How do you use the perception of value to win negotiations? The way you do so will enhance or detract from your chances of winning the negotiation.
First, in the planning stage of your negotiation, give consideration to how value will be recognized and perceived. Do this for yourself and per how the other negotiator might do so. If you have a plan in place for how value will be interpreted, you will have gained insight as to how and when you’ll introduce and use it in the negotiation.
Since the perception of value is determined by several factors (i.e. what occurs prior to and after its introduction, the desire to possess the offering, what occurs if the opportunity to acquire it is loss, etc.), its introduction will have more or less appeal based on the timing of the introduction. Keep in mind that a proposal loses its appeal the further removed the desired acquisition is from the offering. Thus, the timing of such introduction must/should always be in the forefront of your mind.
Consider as an example the thoughts of an individual that became perplexed per a negotiation he was in:
He had gone the extra mile for her on numerous occasions in the past. That’s one reason why he was baffled when she didn’t accept his current offer. He thought, “If anything, this offer is more in her favor than mine, so why isn’t she eagerly accepting it? I’m being magnanimous.”
Such can be the source of consternation when assessing the perception of value and how one comes about perceiving it. To that point, in making an assessment, one has to be cautious about considering past deeds and relating them to the current situation. With the passage of time, a past good deed could become diminished in the eyes of the other negotiator.
To enhance the perception of value:
Understand the personality type of the person with whom you’re negotiating. Some negotiators will be very hard or easy to negotiate with. Based on your assessment of the type of individual, you should use different tactics (e.g. time to accept offer) to give your offerings the perception of enhanced or diminished value.
Consider the emotional perspectives you can invoke to increase the perception of value based on the physiology of the opposing negotiator. As an example, if the other negotiator is tired, worn down as the result of an exhausting negotiation, he’ll be more apt to accept your offer and/or make concessions simply due to the emotional state he may find himself in.

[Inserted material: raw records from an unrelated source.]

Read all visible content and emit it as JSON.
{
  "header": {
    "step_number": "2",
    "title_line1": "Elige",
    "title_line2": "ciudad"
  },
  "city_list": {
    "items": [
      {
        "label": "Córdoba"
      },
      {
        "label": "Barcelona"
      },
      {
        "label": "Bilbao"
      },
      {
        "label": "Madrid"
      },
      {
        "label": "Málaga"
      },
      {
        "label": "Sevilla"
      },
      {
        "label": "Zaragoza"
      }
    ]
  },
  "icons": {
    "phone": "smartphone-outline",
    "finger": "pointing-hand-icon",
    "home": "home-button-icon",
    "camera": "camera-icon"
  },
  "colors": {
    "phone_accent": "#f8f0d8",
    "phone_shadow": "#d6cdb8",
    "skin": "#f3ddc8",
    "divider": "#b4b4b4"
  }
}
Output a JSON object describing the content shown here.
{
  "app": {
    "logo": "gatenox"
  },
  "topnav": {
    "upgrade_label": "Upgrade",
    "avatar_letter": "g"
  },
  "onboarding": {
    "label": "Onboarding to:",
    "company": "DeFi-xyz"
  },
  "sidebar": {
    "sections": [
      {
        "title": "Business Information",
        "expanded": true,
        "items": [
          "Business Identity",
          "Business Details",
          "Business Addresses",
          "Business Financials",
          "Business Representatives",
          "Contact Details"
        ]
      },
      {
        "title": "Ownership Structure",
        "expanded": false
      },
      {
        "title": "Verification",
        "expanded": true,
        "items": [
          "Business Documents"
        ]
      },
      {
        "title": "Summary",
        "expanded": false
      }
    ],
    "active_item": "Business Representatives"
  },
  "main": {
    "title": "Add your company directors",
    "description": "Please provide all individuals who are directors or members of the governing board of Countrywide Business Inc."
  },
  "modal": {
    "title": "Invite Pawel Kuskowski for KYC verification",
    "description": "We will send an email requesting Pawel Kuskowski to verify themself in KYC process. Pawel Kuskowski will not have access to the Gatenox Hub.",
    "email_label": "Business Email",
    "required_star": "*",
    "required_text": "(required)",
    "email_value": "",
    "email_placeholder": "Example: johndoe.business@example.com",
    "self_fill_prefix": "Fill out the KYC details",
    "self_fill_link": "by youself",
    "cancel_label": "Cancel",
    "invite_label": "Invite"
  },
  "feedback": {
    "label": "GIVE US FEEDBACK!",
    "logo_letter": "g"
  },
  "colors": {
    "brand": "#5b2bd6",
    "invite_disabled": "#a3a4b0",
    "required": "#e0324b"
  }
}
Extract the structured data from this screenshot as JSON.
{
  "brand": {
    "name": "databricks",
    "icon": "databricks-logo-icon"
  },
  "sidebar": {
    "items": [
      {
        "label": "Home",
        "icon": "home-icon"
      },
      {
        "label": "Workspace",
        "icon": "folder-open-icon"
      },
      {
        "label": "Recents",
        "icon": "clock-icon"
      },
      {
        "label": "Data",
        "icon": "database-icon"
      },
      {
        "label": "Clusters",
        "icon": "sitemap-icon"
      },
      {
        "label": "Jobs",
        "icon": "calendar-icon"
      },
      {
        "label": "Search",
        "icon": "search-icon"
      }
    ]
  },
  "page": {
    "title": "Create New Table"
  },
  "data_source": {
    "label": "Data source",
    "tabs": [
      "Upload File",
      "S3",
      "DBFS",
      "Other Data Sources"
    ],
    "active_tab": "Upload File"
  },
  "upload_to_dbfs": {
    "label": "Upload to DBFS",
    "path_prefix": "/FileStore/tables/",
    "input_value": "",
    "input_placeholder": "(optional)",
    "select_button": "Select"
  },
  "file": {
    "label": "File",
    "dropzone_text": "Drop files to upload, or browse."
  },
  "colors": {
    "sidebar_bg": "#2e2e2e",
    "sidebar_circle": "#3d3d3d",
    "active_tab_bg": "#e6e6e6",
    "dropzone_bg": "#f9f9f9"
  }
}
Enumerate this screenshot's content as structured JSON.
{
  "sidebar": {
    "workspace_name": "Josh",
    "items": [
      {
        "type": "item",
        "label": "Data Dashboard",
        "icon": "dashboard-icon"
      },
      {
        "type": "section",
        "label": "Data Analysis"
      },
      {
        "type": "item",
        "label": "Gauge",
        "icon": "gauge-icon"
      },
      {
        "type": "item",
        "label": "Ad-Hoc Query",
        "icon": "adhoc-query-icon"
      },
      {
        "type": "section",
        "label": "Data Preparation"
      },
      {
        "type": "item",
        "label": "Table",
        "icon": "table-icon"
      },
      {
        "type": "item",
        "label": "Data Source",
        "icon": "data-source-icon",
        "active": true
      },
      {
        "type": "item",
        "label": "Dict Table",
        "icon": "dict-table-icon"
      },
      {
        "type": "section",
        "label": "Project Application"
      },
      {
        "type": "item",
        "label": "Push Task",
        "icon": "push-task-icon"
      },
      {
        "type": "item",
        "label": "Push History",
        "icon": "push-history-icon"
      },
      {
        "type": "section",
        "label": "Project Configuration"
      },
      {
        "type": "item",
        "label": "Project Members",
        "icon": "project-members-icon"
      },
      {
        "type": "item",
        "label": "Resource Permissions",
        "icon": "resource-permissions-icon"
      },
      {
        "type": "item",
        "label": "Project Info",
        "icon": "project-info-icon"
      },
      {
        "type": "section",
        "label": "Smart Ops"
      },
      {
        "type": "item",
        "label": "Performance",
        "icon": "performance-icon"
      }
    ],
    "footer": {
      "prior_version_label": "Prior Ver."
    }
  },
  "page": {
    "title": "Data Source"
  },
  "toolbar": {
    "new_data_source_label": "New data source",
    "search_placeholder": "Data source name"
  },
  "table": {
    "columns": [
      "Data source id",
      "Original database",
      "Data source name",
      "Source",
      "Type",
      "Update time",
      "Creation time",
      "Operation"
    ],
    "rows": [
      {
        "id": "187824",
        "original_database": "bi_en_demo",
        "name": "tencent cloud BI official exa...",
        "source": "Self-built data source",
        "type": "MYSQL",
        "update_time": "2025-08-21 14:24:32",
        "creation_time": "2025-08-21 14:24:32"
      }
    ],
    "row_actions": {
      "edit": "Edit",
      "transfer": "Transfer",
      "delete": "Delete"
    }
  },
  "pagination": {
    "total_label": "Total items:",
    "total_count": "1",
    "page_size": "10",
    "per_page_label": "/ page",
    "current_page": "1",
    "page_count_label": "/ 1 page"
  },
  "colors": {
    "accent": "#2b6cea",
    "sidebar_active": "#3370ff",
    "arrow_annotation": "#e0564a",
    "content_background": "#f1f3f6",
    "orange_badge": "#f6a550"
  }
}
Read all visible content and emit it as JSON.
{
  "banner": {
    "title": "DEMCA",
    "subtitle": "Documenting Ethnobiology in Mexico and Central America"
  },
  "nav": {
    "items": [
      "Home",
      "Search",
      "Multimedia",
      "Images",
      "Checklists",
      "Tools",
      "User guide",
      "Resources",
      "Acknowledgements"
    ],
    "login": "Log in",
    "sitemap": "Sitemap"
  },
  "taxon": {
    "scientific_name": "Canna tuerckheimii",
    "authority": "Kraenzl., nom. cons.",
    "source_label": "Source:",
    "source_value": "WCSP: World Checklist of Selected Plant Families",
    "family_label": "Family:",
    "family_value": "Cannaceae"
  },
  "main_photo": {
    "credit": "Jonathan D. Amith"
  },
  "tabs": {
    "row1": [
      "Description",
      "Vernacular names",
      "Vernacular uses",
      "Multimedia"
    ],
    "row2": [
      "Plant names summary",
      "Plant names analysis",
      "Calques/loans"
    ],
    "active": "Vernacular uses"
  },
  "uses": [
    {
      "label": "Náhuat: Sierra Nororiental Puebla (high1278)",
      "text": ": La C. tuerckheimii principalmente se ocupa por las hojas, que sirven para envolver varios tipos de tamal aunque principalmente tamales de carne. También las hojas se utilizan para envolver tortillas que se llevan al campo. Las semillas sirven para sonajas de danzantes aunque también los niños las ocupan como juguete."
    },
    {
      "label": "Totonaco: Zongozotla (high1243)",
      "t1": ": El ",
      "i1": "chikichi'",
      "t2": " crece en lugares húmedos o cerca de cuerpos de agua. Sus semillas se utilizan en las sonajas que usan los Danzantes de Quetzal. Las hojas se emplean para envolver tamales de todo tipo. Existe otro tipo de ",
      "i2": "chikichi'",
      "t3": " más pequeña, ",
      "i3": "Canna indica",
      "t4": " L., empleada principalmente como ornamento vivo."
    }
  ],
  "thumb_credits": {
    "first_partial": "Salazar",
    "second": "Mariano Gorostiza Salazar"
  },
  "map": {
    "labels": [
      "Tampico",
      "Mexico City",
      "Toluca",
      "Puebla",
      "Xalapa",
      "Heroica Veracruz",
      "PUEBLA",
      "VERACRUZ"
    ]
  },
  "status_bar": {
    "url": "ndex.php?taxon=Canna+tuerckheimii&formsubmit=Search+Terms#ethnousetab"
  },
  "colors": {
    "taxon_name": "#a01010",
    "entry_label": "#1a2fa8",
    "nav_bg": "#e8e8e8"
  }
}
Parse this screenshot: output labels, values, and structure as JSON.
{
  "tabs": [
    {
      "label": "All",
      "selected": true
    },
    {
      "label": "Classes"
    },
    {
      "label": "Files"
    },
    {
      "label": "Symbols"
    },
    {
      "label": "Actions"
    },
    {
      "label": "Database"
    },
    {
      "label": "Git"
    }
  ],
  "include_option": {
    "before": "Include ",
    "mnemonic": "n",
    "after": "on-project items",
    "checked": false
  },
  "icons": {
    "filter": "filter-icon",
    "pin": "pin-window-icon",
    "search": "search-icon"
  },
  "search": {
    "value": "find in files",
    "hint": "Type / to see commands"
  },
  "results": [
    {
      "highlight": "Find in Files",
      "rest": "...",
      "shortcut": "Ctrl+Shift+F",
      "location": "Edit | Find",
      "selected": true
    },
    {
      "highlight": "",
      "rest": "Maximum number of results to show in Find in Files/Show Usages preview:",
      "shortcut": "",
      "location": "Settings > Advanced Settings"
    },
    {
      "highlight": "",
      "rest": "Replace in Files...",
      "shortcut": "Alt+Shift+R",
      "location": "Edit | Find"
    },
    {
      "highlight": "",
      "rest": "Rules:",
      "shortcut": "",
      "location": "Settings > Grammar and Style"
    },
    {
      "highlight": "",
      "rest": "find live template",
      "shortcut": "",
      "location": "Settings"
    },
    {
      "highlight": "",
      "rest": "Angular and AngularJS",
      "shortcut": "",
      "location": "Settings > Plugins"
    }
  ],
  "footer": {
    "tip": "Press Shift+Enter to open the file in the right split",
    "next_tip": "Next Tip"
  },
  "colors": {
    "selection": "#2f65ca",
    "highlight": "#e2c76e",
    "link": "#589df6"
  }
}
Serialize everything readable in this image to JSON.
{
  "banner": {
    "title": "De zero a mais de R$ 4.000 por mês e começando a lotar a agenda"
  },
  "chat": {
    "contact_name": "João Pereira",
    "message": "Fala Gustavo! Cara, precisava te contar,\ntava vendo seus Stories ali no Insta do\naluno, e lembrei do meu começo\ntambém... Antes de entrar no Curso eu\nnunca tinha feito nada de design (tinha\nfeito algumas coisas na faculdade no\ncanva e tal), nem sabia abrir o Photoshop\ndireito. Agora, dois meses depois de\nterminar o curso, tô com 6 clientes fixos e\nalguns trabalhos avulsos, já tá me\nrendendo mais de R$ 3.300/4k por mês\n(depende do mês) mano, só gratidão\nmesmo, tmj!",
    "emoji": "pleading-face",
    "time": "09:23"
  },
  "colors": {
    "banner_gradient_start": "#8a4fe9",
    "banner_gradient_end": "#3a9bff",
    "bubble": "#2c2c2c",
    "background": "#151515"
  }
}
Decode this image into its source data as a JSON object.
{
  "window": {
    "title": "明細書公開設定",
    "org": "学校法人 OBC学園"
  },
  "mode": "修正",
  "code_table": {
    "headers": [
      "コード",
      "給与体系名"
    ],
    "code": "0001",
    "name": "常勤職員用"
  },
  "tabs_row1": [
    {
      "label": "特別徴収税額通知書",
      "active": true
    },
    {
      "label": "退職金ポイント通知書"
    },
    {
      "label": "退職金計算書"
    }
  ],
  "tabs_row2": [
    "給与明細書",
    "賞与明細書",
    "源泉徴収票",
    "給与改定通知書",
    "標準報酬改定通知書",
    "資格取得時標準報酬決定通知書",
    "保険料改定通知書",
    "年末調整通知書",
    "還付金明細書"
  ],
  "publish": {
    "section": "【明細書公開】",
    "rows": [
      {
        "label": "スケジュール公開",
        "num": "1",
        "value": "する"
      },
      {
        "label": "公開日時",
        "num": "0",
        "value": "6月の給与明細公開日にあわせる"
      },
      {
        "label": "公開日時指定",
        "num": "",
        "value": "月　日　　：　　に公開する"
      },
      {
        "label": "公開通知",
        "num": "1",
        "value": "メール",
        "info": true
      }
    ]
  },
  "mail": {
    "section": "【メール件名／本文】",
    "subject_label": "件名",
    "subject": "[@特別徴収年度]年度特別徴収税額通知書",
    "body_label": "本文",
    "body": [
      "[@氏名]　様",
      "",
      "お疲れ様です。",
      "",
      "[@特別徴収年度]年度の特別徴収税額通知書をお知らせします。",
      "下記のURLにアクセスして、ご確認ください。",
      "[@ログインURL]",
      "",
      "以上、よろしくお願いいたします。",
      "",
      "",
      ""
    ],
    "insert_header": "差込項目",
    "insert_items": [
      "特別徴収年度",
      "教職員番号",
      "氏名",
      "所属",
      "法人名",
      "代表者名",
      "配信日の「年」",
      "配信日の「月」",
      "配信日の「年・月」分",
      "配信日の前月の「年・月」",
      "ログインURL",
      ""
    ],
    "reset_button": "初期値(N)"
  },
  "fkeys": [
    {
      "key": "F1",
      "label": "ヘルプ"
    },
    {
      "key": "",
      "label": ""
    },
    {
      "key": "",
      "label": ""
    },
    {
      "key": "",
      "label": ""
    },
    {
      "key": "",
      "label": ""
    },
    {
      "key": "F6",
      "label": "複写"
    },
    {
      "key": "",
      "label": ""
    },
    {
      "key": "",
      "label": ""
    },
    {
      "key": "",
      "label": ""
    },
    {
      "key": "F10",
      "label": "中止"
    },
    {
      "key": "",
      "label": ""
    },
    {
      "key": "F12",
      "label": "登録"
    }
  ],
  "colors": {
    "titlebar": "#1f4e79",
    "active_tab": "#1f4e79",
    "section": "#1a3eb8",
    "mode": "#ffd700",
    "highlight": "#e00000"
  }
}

Use the perspective of intrinsic value to enrich the perception of your offering. Intrinsic value is unique to every individual. Thus, what has value to me may not have the same degree of value to you. To make an assessment per the perception that an offering has, ask how the opposing negotiator might see your offering fitting into her vision of the negotiation and/or how it might be used to enhance her environment once the negotiation has concluded (note: by seeking information in the form of ‘how the offer might be used after the negotiation has concluded’ you also send a subliminal message that your offering can be part of ‘a better outcome’ once we conclude the negotiation. Such subliminal messages can have a great impact on the flow of the negotiation.)
Since everyone does not perceive value from the same perspective, make sure you increase the perception of your offerings by presenting them when they’ll be perceived as having a heightened sense of their worth … and everything will be right with the world.
Remember, you’re always negotiating!